Not long ago, Stephen Harper mused about scoring a hat trick in Ontario -- a Tory at Toronto City Hall, a Tory at Queen's Park and himself -- the Big Cheese -- in Ottawa. This morning, Rob Ford is in rehab; Tim Hudak has resigned; and Stephen Harper -- who knows?
The Conservative defeat last night -- and that's what it was -- was a case of a flawed message and a flawed messenger. Voters clearly understood that Tim Hudak's much vaunted one million jobs plan couldn't pass a grade four math class. And Mr. Hudak was a lousy salesman.
Because Ontario's provincial ridings mirror its federal ridings, there are a few lessons Harper should take from last night's results. Tasha Kheiriddin writes:
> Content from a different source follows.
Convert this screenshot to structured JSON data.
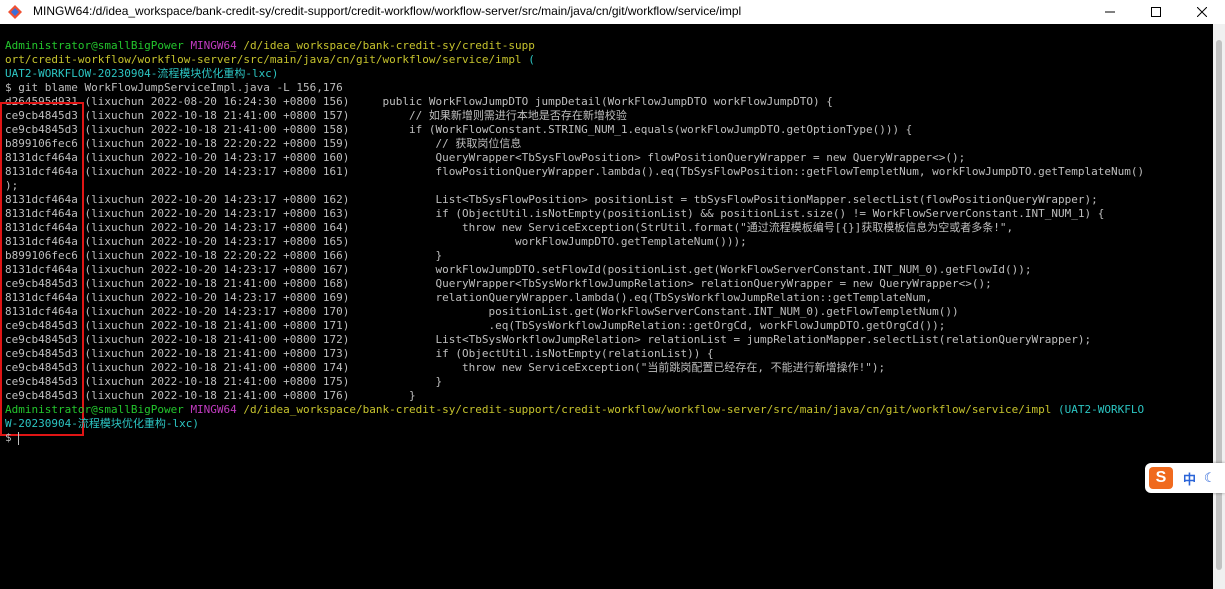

Fear of cuts trumps fear of corruption. NDP leader Andrea Horwath learned this the hard way. She kicked off the election to kick out a scandal-plagued government, but people were more concerned the Tories would cut services. And they voted Liberal to prevent that from happening.
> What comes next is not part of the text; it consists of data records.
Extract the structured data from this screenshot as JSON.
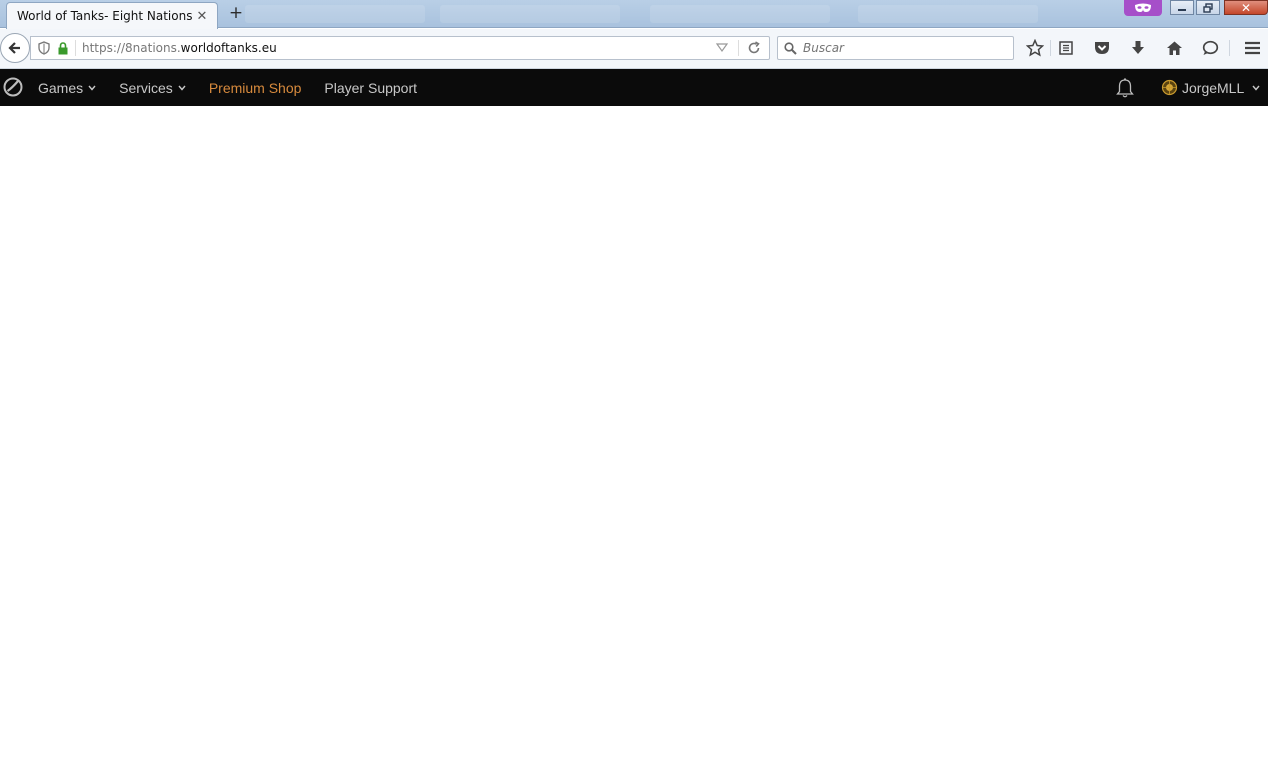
{
  "browser": {
    "tab": {
      "title": "World of Tanks- Eight Nations",
      "close": "✕"
    },
    "new_tab": "+",
    "window_controls": {
      "close": "✕"
    },
    "url": {
      "prefix": "https://8nations.",
      "domain": "worldoftanks.eu"
    },
    "search": {
      "placeholder": "Buscar"
    },
    "toolbar_icons": [
      "star-icon",
      "reading-list-icon",
      "pocket-icon",
      "download-icon",
      "home-icon",
      "chat-icon",
      "menu-icon"
    ]
  },
  "site": {
    "nav": [
      {
        "label": "Games",
        "dropdown": true
      },
      {
        "label": "Services",
        "dropdown": true
      },
      {
        "label": "Premium Shop",
        "dropdown": false
      },
      {
        "label": "Player Support",
        "dropdown": false
      }
    ],
    "user": {
      "name": "JorgeMLL"
    },
    "colors": {
      "header_bg": "#0b0b0b",
      "nav_text": "#c8c8c8",
      "premium": "#d78a3d",
      "private_mask": "#a64fc9"
    }
  }
}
Ontarians don’t feel overtaxed. No, really. The Tories promised to cut taxes. The Liberals promised to raise them. The NDP promised to do both. And the Liberals got a majority government. Sigh.
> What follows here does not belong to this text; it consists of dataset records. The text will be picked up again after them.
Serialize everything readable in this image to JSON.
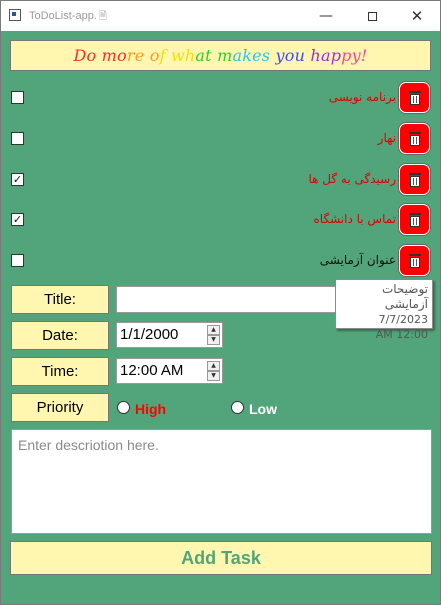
{
  "window": {
    "title": "ToDoList-app.",
    "title_icon": "document-icon",
    "minimize_glyph": "—",
    "close_glyph": "✕"
  },
  "banner": {
    "text": "Do more of what makes you happy!",
    "colors": [
      "#ff2a2a",
      "#ff9a1a",
      "#f0e000",
      "#2bcf2b",
      "#24c8e8",
      "#3a4dff",
      "#a42bd8",
      "#ff3fa0"
    ]
  },
  "tasks": [
    {
      "title": "برنامه نویسی",
      "checked": false,
      "color": "#e00000"
    },
    {
      "title": "نهار",
      "checked": false,
      "color": "#e00000"
    },
    {
      "title": "رسیدگی به گل ها",
      "checked": true,
      "color": "#e00000"
    },
    {
      "title": "تماس با دانشگاه",
      "checked": true,
      "color": "#e00000"
    },
    {
      "title": "عنوان آزمایشی",
      "checked": false,
      "color": "#111111"
    }
  ],
  "tooltip": {
    "description": "توضیحات آزمایشی",
    "date": "7/7/2023",
    "time": "AM 12:00"
  },
  "form": {
    "title_label": "Title:",
    "title_value": "",
    "date_label": "Date:",
    "date_value": "1/1/2000",
    "time_label": "Time:",
    "time_value": "12:00 AM",
    "priority_label": "Priority",
    "priority_high": "High",
    "priority_low": "Low",
    "priority_high_color": "#ff0000",
    "priority_low_color": "#ffffff",
    "description_placeholder": "Enter descriotion here.",
    "add_button": "Add Task",
    "add_button_color": "#52a57a"
  },
  "colors": {
    "background": "#52a57a",
    "panel": "#fff7b0",
    "delete_button": "#ff0000"
  }
}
Likeability matters. In the corridors, when no one was watching, even stalwart Tories would shake their heads and lament that voters just didn’t like Hudak. Ontarians didn’t love Wynne or Horvath, but they liked them better. Which could explain why …
Harper joked at Jim Flaherty's funeral that even his friends don't like him. And his government has served up both corruption and tax cuts.
There will be two federal by-elections in Ontario at the end of the month. The results should be interesting. It's beginning to look like the province which gave Mr. Harper his majority could well show him the back of its hand in the next federal election. As they say in the American South, "The boy's cheese is slipping off his cracker."